Why is it so hard to relax? Because you’ve been practicing stress and many of your ideas of ‘relaxation’ carries within them a reaction to the same seed of stress. Thomas Merton once said, “I’m blown down the street like leaves scattered in all directions.” I love that quote. It’s a radical enough statement in a world that tends towards conceiving of relaxation as a future state to be worked towards or achieved. I’ve never quite got my head around the notion of a ‘relaxation technique’. It feels counter intuitive to Merton’s wise foolishness and misses the point that true relaxation occurs when there is less ‘you’ to relax. To fall deliberately into a contemplative way of life is to potentially become so empty that the polarity of stress<-—>relaxation is imagined as an outdated and conditioned set of reactions against the winds of change. There’s nothing else to do.
Why is it so hard to have faith? Because you’ve been trying to cognitively know something that relies upon a ‘knowing’ of the heart. Spiritual practice loosens the ‘personal’ in favour of an interconnected life, at once our own and of reaching beyond ourselves, in a state of communion with that which lies beyond personal thought, beyond emotion, beyond memory. In this subtle, qualitative, interior, rich state, ever so delicate, a sharp attunement to things arising is cultivated, not as cognitive knowledge, but as heart-felt-known.
Why is it so hard to feel good? Because you’ve been practicing feeling bad or not feeling at all. Much of modern psychology, including the spiritually informed rise of secular Mindfulness, risks reinforcing a collective one-sided quest for happiness or sweet feeling. The contemplative character is one of almost infinite sensitivity to the whole emotional spectrum and to all beings, human or otherwise. Practice sensitivity. Widen the bandwidth. Goodness and a river of compassion will naturally flow in generous sensitivity.
Whatever you practice, you’ll eventually get very good at, and you’ve been practicing many of these things forever.
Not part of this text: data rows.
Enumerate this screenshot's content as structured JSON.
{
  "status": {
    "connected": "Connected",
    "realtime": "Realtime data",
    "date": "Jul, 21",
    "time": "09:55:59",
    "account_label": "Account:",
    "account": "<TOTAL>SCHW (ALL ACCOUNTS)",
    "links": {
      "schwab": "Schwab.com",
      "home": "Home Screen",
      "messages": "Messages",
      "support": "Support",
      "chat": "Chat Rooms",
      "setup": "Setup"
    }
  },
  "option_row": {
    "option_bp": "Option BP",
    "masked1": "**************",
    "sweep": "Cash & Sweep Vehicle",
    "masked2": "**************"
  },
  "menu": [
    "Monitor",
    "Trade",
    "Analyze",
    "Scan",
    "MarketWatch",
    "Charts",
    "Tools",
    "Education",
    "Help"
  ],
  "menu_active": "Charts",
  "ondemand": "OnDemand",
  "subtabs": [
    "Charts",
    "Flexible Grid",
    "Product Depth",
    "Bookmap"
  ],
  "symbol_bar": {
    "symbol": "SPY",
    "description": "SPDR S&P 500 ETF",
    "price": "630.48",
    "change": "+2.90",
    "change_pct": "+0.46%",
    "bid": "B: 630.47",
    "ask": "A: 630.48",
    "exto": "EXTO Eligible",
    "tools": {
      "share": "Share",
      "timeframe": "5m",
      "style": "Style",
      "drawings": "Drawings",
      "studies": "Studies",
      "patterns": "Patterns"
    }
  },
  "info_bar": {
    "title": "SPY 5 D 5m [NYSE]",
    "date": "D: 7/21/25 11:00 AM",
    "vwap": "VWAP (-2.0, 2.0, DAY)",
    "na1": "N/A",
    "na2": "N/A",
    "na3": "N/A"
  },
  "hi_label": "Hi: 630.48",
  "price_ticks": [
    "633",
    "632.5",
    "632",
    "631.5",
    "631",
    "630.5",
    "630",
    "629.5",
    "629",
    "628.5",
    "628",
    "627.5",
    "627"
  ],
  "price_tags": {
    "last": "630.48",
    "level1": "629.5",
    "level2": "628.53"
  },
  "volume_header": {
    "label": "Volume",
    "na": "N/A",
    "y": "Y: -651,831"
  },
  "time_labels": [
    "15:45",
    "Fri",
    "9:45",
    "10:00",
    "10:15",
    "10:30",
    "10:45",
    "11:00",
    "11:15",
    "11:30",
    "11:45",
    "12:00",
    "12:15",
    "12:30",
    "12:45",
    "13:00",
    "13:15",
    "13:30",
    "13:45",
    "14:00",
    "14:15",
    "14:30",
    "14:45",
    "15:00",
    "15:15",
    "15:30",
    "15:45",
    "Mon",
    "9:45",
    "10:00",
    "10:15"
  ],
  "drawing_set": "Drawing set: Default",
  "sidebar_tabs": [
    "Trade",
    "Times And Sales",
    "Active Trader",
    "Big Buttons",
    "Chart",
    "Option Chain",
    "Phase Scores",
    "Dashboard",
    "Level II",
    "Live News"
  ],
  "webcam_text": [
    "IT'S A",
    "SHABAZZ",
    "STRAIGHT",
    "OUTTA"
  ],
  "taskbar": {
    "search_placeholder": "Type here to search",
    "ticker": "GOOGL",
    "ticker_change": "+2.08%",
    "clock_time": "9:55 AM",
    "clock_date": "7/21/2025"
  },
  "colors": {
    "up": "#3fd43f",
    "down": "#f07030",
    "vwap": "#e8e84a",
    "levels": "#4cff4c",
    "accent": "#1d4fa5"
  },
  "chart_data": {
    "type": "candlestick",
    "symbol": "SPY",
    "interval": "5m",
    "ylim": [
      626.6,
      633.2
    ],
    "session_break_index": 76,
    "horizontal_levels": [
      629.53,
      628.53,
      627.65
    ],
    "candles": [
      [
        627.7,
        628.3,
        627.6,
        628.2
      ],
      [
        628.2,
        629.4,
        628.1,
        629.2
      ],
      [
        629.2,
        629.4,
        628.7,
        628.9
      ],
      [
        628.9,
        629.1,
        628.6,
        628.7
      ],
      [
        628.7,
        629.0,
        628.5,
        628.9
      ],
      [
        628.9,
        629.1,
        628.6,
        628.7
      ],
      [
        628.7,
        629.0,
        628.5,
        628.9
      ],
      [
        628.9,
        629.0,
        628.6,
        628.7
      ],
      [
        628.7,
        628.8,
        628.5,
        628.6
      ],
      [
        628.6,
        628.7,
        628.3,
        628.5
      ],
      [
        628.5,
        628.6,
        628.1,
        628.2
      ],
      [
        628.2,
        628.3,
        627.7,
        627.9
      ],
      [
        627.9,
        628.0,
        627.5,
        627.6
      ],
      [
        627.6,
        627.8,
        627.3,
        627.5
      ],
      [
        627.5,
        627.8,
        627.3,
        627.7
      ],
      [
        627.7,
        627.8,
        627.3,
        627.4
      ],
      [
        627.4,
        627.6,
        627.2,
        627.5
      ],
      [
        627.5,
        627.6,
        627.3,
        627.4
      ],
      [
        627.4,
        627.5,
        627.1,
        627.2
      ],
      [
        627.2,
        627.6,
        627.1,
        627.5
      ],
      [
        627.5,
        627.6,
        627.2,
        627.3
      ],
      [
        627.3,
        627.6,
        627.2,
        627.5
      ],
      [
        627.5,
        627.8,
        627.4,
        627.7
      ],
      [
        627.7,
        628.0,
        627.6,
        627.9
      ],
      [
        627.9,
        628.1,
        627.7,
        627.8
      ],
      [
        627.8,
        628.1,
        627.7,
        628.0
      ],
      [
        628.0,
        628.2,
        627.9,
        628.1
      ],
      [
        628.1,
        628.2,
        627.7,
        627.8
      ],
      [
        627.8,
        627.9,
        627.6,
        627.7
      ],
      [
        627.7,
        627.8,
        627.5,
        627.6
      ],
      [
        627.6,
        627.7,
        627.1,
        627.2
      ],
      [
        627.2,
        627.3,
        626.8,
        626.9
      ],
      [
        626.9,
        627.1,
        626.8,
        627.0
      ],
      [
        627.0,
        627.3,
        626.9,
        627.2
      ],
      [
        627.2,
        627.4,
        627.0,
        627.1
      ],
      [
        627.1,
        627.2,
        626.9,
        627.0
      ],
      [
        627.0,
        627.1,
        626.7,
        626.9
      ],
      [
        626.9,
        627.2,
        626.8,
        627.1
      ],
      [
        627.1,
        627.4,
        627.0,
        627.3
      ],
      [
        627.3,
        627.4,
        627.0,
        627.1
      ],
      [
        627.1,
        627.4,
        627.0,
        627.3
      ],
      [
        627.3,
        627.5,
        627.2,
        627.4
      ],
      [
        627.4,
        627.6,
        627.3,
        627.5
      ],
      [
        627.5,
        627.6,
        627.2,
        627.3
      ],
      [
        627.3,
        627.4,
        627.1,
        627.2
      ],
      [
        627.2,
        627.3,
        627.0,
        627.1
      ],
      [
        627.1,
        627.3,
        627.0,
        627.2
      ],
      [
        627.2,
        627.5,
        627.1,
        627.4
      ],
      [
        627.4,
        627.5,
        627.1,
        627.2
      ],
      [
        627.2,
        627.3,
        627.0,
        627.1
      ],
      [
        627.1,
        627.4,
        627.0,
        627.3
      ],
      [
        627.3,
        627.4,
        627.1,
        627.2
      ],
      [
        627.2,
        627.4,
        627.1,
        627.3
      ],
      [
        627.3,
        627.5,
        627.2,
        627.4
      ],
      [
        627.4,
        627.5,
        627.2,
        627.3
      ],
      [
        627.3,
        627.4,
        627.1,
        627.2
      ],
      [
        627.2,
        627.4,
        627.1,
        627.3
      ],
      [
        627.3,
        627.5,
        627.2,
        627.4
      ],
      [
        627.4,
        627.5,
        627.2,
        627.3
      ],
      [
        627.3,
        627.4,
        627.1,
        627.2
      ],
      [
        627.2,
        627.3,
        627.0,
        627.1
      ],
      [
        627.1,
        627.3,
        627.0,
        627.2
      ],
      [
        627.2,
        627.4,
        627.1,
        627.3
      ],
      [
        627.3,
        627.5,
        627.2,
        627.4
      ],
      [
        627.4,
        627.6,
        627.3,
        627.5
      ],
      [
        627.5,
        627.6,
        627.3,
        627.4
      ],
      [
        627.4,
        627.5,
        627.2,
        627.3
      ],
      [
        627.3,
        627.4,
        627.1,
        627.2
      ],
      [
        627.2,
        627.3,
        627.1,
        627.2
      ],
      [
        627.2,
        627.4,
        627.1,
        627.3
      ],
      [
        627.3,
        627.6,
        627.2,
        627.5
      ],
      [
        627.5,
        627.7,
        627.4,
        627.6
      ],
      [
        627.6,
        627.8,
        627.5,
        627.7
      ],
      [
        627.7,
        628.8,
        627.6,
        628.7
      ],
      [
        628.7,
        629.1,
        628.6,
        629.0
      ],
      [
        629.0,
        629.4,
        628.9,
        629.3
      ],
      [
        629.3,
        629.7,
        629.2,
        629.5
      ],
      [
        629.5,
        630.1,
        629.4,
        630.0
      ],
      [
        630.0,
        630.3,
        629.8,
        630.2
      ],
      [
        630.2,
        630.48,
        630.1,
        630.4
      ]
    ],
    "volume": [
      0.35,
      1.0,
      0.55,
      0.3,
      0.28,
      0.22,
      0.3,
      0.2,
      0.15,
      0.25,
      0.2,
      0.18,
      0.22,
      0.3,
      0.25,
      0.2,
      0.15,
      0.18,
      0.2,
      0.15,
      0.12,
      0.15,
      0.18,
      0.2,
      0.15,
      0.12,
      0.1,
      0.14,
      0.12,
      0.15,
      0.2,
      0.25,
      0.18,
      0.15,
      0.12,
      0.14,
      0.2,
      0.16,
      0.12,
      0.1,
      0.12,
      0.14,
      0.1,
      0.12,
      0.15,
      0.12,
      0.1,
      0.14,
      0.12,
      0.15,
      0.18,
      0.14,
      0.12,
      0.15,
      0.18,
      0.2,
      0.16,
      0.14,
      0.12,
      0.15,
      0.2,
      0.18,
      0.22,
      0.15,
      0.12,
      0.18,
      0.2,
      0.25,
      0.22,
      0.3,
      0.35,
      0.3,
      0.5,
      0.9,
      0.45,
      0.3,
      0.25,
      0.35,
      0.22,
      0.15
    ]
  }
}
We might all take our own hopelessly imbalanced lives as proof that practice works as long as we keep doing it. Like a good enough physician, you simply have to replace a harmful practice with one that does no harm. Why not?
Author: Dan Lawrence, Primary Counsellor